I saw *Angels in America: Perestroika* (aka Part Two) on 5/9/18. I've developed a habit lately of, when possible, leaving during the curtain calls. This saves me twenty to thirty minutes in leaving the building, it's always such a bottleneck trying to leave the theater. I left *Angels* just after the stage lights went up for the bows and had a bit of a hard time navigating the stairs because (a) it was dark and (b) there were tears streaming down my face. Hazardous!
The play has such a profound and humanist message. Life can be bitter and disappointing, it can crush you and grind you down to the point where you wonder if you can take it anymore. But there's so much beauty in the world, and so much love, grace, and kindness.

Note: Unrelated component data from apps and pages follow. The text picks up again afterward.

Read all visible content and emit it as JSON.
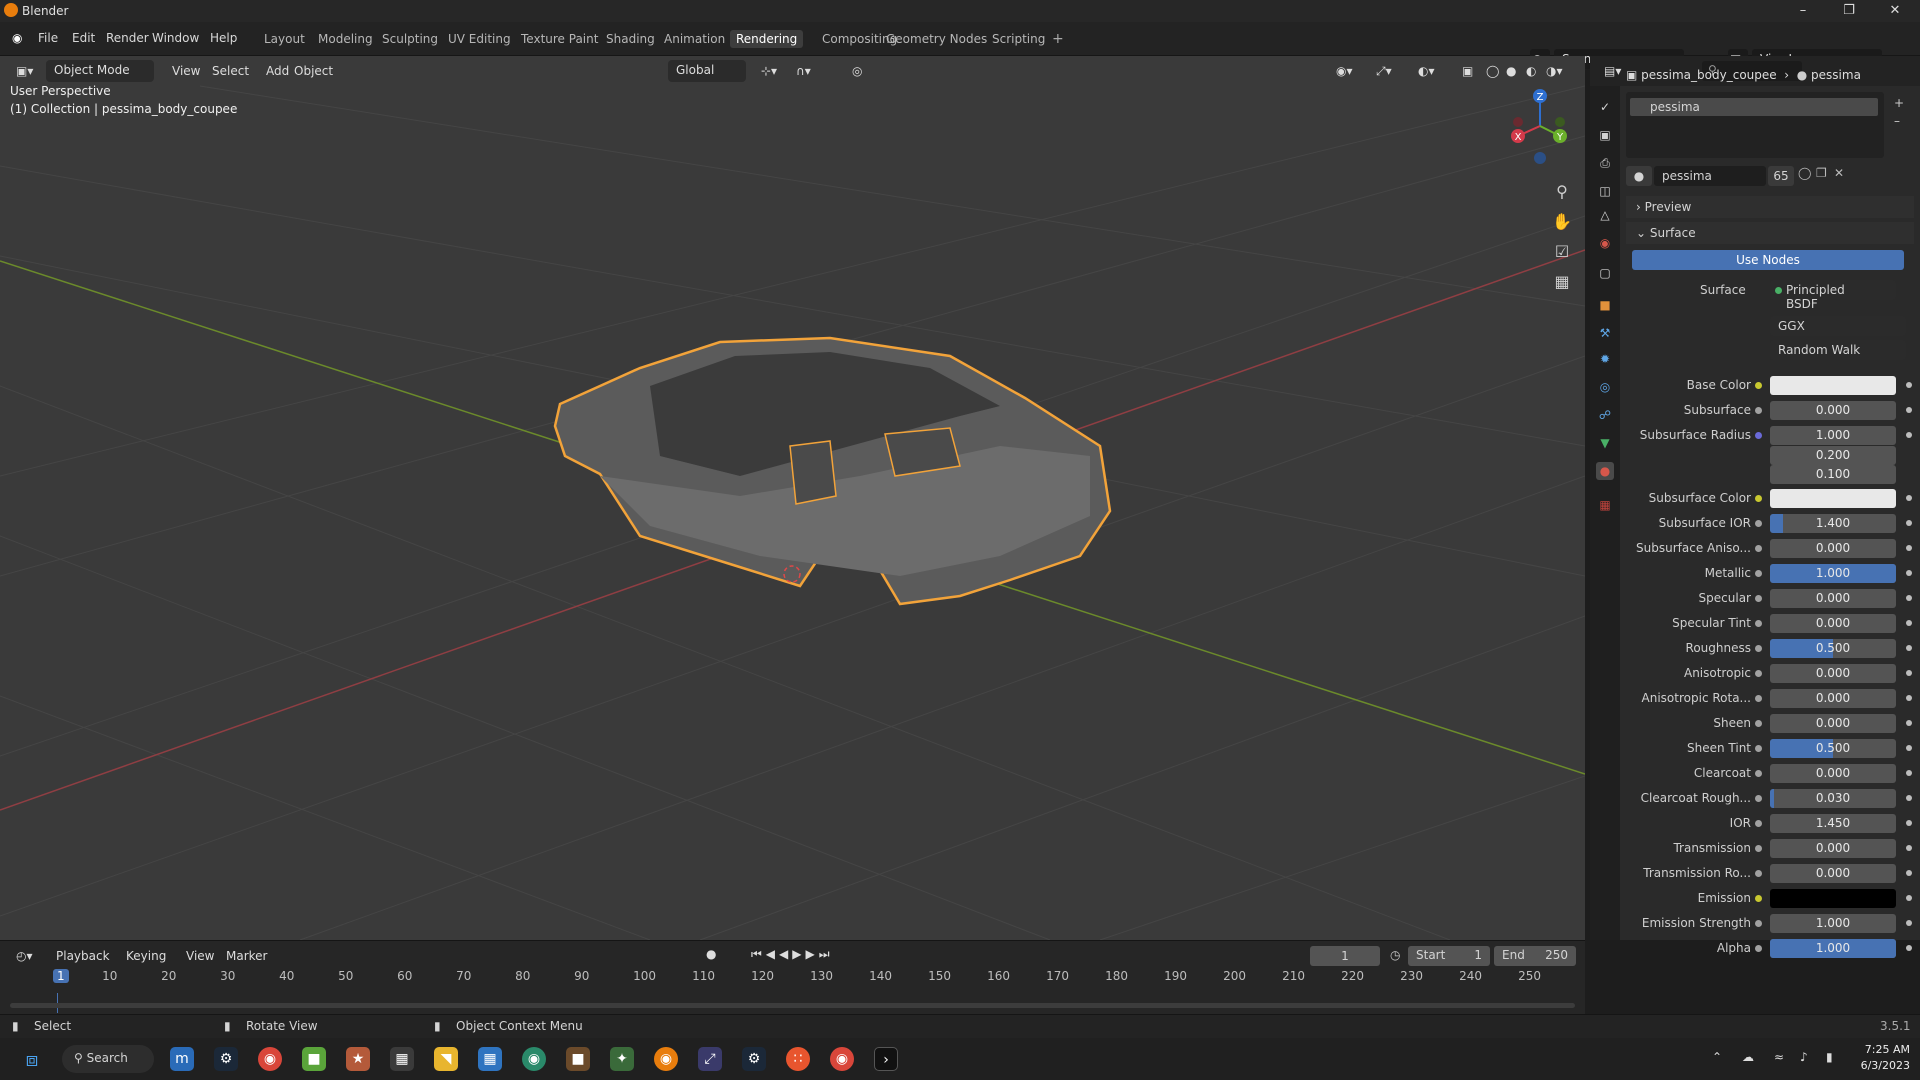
{
  "app": {
    "title": "Blender",
    "version": "3.5.1"
  },
  "menu": [
    "File",
    "Edit",
    "Render",
    "Window",
    "Help"
  ],
  "workspaces": [
    {
      "label": "Layout"
    },
    {
      "label": "Modeling"
    },
    {
      "label": "Sculpting"
    },
    {
      "label": "UV Editing"
    },
    {
      "label": "Texture Paint"
    },
    {
      "label": "Shading"
    },
    {
      "label": "Animation"
    },
    {
      "label": "Rendering",
      "active": true
    },
    {
      "label": "Compositing"
    },
    {
      "label": "Geometry Nodes"
    },
    {
      "label": "Scripting"
    }
  ],
  "scene": {
    "name": "Scene",
    "view_layer": "ViewLayer"
  },
  "viewport": {
    "mode": "Object Mode",
    "menus": [
      "View",
      "Select",
      "Add",
      "Object"
    ],
    "orientation": "Global",
    "overlay_title": "User Perspective",
    "overlay_collection": "(1) Collection | pessima_body_coupee",
    "gizmo": {
      "x": "X",
      "y": "Y",
      "z": "Z"
    }
  },
  "properties": {
    "breadcrumb_object": "pessima_body_coupee",
    "breadcrumb_material": "pessima",
    "slot_name": "pessima",
    "material_name": "pessima",
    "users": "65",
    "preview_label": "Preview",
    "surface_label": "Surface",
    "use_nodes": "Use Nodes",
    "surface_shader_label": "Surface",
    "surface_shader": "Principled BSDF",
    "distribution": "GGX",
    "subsurface_method": "Random Walk",
    "rows": [
      {
        "label": "Base Color",
        "type": "color",
        "color": "#e8e8e8",
        "dot": "#c8c830"
      },
      {
        "label": "Subsurface",
        "value": "0.000",
        "fill": 0
      },
      {
        "label": "Subsurface Radius",
        "value": "1.000",
        "fill": 0,
        "dot": "#6a6ad8"
      },
      {
        "label": "",
        "value": "0.200",
        "fill": 0,
        "nodot": true
      },
      {
        "label": "",
        "value": "0.100",
        "fill": 0,
        "nodot": true
      },
      {
        "label": "Subsurface Color",
        "type": "color",
        "color": "#e8e8e8",
        "dot": "#c8c830"
      },
      {
        "label": "Subsurface IOR",
        "value": "1.400",
        "fill": 0.1
      },
      {
        "label": "Subsurface Aniso...",
        "value": "0.000",
        "fill": 0
      },
      {
        "label": "Metallic",
        "value": "1.000",
        "fill": 1
      },
      {
        "label": "Specular",
        "value": "0.000",
        "fill": 0
      },
      {
        "label": "Specular Tint",
        "value": "0.000",
        "fill": 0
      },
      {
        "label": "Roughness",
        "value": "0.500",
        "fill": 0.5
      },
      {
        "label": "Anisotropic",
        "value": "0.000",
        "fill": 0
      },
      {
        "label": "Anisotropic Rota...",
        "value": "0.000",
        "fill": 0
      },
      {
        "label": "Sheen",
        "value": "0.000",
        "fill": 0
      },
      {
        "label": "Sheen Tint",
        "value": "0.500",
        "fill": 0.5
      },
      {
        "label": "Clearcoat",
        "value": "0.000",
        "fill": 0
      },
      {
        "label": "Clearcoat Rough...",
        "value": "0.030",
        "fill": 0.03
      },
      {
        "label": "IOR",
        "value": "1.450",
        "fill": 0
      },
      {
        "label": "Transmission",
        "value": "0.000",
        "fill": 0
      },
      {
        "label": "Transmission Ro...",
        "value": "0.000",
        "fill": 0
      },
      {
        "label": "Emission",
        "type": "color",
        "color": "#000000",
        "dot": "#c8c830"
      },
      {
        "label": "Emission Strength",
        "value": "1.000",
        "fill": 0
      },
      {
        "label": "Alpha",
        "value": "1.000",
        "fill": 1
      }
    ]
  },
  "timeline": {
    "menus": [
      "Playback",
      "Keying",
      "View",
      "Marker"
    ],
    "current_frame": "1",
    "start_label": "Start",
    "start": "1",
    "end_label": "End",
    "end": "250",
    "ticks": [
      "1",
      "10",
      "20",
      "30",
      "40",
      "50",
      "60",
      "70",
      "80",
      "90",
      "100",
      "110",
      "120",
      "130",
      "140",
      "150",
      "160",
      "170",
      "180",
      "190",
      "200",
      "210",
      "220",
      "230",
      "240",
      "250"
    ]
  },
  "status": {
    "select": "Select",
    "rotate": "Rotate View",
    "context": "Object Context Menu"
  },
  "taskbar": {
    "search": "Search",
    "time": "7:25 AM",
    "date": "6/3/2023"
  }
}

The second play makes greater demands on the eight actors and they all rose to the challenge, finding greater depth, deeper truth, and more powerful emotion than we saw in Part One. I don't think I've ever heard so much applause at a PLAY in my life. In the middle of a scene, the audience would applaud. Belize has my favorite line in either play: "The white cracker who wrote the national anthem knew what he was doing. He set the word 'free' to a note so high nobody can reach it." Nathan Stewart-Jarrett stopped the show with that line - - but really, it was Tony Kushner who stopped the show. I'm sure he was very pleased when he wrote that line.

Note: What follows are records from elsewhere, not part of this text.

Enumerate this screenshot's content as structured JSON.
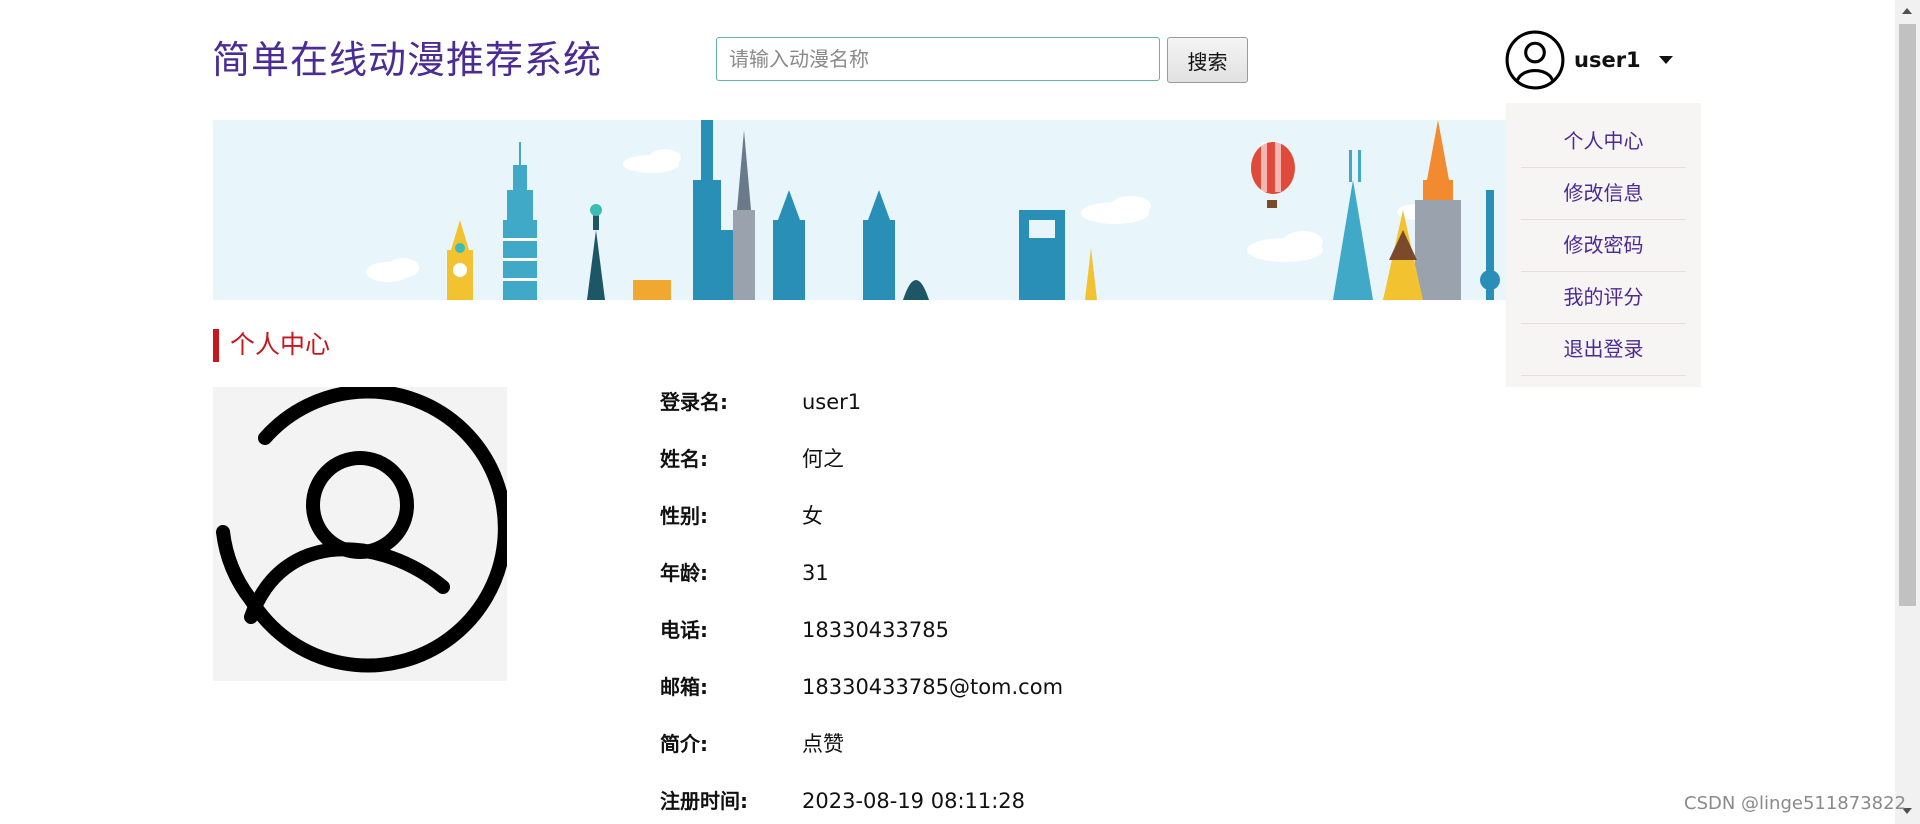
{
  "header": {
    "site_title": "简单在线动漫推荐系统",
    "search_placeholder": "请输入动漫名称",
    "search_button": "搜索",
    "username": "user1"
  },
  "dropdown": {
    "items": [
      "个人中心",
      "修改信息",
      "修改密码",
      "我的评分",
      "退出登录"
    ]
  },
  "section": {
    "title": "个人中心"
  },
  "profile": {
    "rows": [
      {
        "label": "登录名:",
        "value": "user1"
      },
      {
        "label": "姓名:",
        "value": "何之"
      },
      {
        "label": "性别:",
        "value": "女"
      },
      {
        "label": "年龄:",
        "value": "31"
      },
      {
        "label": "电话:",
        "value": "18330433785"
      },
      {
        "label": "邮箱:",
        "value": "18330433785@tom.com"
      },
      {
        "label": "简介:",
        "value": "点赞"
      },
      {
        "label": "注册时间:",
        "value": "2023-08-19 08:11:28"
      }
    ]
  },
  "watermark": "CSDN @linge511873822",
  "colors": {
    "title": "#4b2b94",
    "section_accent": "#c8161d",
    "dropdown_bg": "#f7f4f4",
    "banner_sky": "#e8f5fb"
  },
  "icons": {
    "user_avatar": "user-circle-icon",
    "dropdown_caret": "caret-down-icon"
  }
}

I first saw *Angels* on TV and most recently saw the London version of this production streamed into movie theaters last summer. Those were both extraordinary, but nothing can compare to seeing it live onstage, surrounded by strangers. Over and over, the audience applauded and cheered, laughed and were painfully silent. There is no magic like the magic of the theatre, and I'll never get enough of it.